If Mr Ganley is indeed gone, the second Lisbon Treaty referendum to be held in Ireland in October seems a much easier task for the yes-side. But the apple cart could still be upset by Britain if the ruling labour party of Gordon Brown falls and the opposition conservatives, under pressure from a stronger UKip, take over power before the Lisbon Treaty is approved.

Under the current treaty the European Parliament has influence, but not real power over European law-making. But individual MEPs are sometimes able to grasp real power over important pieces of legislations through personal influence, lobbying and networking.

This election brought a handful of such potential single-cause campaigners into the assembly, such as French investigating judge Eva Joly, who led the inquiry into the Elf oil scandal, as well as the radical sheep-farmer and anti-globalist José Bové and the Pirate Party leader from Sweden.

The turn-out set a new record with just 43,1 percent of the 375 million Europeans entitled to vote going to the polls.

This is the lowest ever since the first European Parliament direct elections in 1999, when 61.99% voted. And it comes despite the millions of tax-payers money spent on publicity campaigns.
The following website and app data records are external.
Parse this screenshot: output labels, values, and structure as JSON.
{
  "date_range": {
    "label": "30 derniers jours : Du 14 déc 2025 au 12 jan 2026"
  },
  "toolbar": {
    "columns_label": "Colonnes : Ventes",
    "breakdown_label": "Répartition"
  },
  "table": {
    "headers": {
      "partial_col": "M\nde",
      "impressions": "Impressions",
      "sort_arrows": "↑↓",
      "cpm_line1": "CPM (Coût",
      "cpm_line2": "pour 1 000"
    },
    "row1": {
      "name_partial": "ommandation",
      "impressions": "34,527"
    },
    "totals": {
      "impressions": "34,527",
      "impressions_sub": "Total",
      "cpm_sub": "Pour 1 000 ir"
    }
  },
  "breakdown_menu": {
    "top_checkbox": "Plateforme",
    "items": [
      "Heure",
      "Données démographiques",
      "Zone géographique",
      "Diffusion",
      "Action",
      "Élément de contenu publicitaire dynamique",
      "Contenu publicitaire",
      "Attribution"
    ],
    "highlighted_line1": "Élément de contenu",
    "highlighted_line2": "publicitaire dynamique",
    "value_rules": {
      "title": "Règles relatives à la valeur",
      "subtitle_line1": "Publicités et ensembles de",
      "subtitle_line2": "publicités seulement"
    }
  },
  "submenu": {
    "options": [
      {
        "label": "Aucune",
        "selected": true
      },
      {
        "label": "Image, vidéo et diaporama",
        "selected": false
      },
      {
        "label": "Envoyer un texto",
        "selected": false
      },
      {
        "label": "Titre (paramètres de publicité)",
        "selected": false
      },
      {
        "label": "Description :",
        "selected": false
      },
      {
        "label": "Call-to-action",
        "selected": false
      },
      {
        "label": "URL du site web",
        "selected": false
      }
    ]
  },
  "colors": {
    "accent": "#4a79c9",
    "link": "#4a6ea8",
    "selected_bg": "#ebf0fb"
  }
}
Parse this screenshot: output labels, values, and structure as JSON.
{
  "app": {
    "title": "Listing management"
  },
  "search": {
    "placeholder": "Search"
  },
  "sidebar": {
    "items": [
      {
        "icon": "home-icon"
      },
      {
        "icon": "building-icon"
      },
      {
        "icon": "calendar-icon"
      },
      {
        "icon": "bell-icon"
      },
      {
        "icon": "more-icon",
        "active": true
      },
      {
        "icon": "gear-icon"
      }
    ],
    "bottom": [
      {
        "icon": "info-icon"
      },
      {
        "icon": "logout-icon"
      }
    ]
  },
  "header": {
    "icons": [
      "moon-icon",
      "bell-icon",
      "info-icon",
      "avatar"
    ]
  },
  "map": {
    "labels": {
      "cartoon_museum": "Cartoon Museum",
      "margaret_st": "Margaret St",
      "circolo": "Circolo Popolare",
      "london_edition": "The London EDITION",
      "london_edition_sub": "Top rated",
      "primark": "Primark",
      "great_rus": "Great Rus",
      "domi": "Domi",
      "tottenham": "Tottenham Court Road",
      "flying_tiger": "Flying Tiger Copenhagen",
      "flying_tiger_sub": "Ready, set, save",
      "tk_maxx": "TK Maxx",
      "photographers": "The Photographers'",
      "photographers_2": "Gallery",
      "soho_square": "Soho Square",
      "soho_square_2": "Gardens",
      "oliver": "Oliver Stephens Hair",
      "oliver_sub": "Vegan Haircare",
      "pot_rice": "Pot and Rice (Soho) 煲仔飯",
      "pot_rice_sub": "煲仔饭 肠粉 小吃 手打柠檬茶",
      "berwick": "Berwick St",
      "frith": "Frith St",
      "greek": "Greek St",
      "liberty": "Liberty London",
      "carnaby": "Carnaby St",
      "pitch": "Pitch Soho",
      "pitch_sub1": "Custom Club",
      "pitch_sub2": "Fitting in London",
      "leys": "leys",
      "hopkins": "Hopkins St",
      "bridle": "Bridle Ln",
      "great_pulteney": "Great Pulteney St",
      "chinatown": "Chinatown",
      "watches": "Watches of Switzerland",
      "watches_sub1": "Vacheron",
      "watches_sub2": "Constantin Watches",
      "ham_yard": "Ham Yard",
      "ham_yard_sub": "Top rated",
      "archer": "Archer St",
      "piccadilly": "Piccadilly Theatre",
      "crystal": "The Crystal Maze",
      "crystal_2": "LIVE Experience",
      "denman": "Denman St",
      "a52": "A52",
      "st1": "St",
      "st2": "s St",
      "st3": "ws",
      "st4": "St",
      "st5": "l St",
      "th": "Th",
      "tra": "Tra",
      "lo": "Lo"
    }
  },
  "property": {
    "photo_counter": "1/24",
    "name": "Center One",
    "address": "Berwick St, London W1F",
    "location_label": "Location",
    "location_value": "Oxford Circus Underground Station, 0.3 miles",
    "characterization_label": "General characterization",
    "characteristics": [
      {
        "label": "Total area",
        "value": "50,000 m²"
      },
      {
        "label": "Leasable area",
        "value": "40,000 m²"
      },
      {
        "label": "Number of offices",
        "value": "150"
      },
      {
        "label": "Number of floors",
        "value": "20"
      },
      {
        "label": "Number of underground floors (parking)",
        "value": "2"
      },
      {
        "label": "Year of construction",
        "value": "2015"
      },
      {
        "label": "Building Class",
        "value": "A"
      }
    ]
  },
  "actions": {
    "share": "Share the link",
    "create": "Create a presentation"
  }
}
Provisional results according to partial returns:

Party 2009 (2004)

European People's Party 263 (288)

European Socialist Group 161 (217)

Alliance of Liberals and Democrats 80 (100)

Group of the Greens/EFA 52 (43)

European United Left-NGL 33 (41)

Union for Europe of the Nations 35 (44)

Independence/Democracy Group 19 (22)

Others 93 (30)

Children among dead in UK bomb attack

Children are among the victims after a suspected suicide bomber detonated at the Manchester Arena on Monday, the latest in a string of terror attacks to hit Europe.

Investigation

Fight club: Russian spies seek EU recruits

Russian intelligence services are using martial arts clubs to recruit potential troublemakers in Germany and other EU countries, security experts have warned.

Letter

An open letter to ministers on the audiovisual directive

The ongoing revision of the Audiovisual Media Services Directive is a key opportunity to reduce exposure of Europe's children to advertisements of health-harmful products – an opportunity that should not be missed.

EU gives mandate for Barnier to take on Brexit

In its final preparatory act before Brexit talks begin, the EU has officially given the negotiating mandate to Michel Barnier. The French politician said he would like to start negotiations on the week of 19 June.

EU wary over Ukraine weapons in South Sudan

Ukraine, which had signed an EU arms embargo on South Sudan, has since sold attack helicopters used by the government forces in Juba against civilians and hospitals.

Investigation

Fight club: Russian spies seek EU recruits

Russian intelligence services are using martial arts clubs to recruit potential troublemakers in Germany and other EU countries, security experts have warned.

Stakeholders' Highlights

  1. Nordic Council of MinistersBecome an Explorer - 'Traces of Nordic' Seeking Storytellers Around the World
  2. Malta EU 2017Closer Cooperation and Reinforced Solidarity to Ensure Security of Gas Supply
  3. European Healthy Lifestyle AllianceHigh-Intensity Interval Training Is Therapeutic Option for Type 2 Diabetes
  4. Dialogue Platform"The West Must Help Turkey Return to a Democratic Path" a Call by Fethullah Gulen
  5. ILGA-EuropeRainbow Europe 2017 Is Live - Which Countries Are Leading on LGBTI Equality?
  6. Centre Maurits CoppietersWhen You Invest in a Refugee Woman You Help the Whole Community
  7. Eurogroup for AnimalsECJ Ruling: Member States Given No Say on Wildlife Protection In Trade
  8. European Heart NetworkCall for Urgent Adoption of EU-Wide Nutrient Profiles for Nutrition & Health Claims
  9. Counter BalanceInvestment Plan for Europe More Climate Friendly but European Parliament Shows Little Ambition
  10. Mission of China to the EUPresident Xi: China's Belt and Road Initiative Benefits People Around the World
  11. Malta EU 2017EU Strengthens Control of the Acquisition and Possession of Firearms
  12. International Partnership for Human RightsThe Cost of Speaking Out: Human Rights Violations Committed in Belarus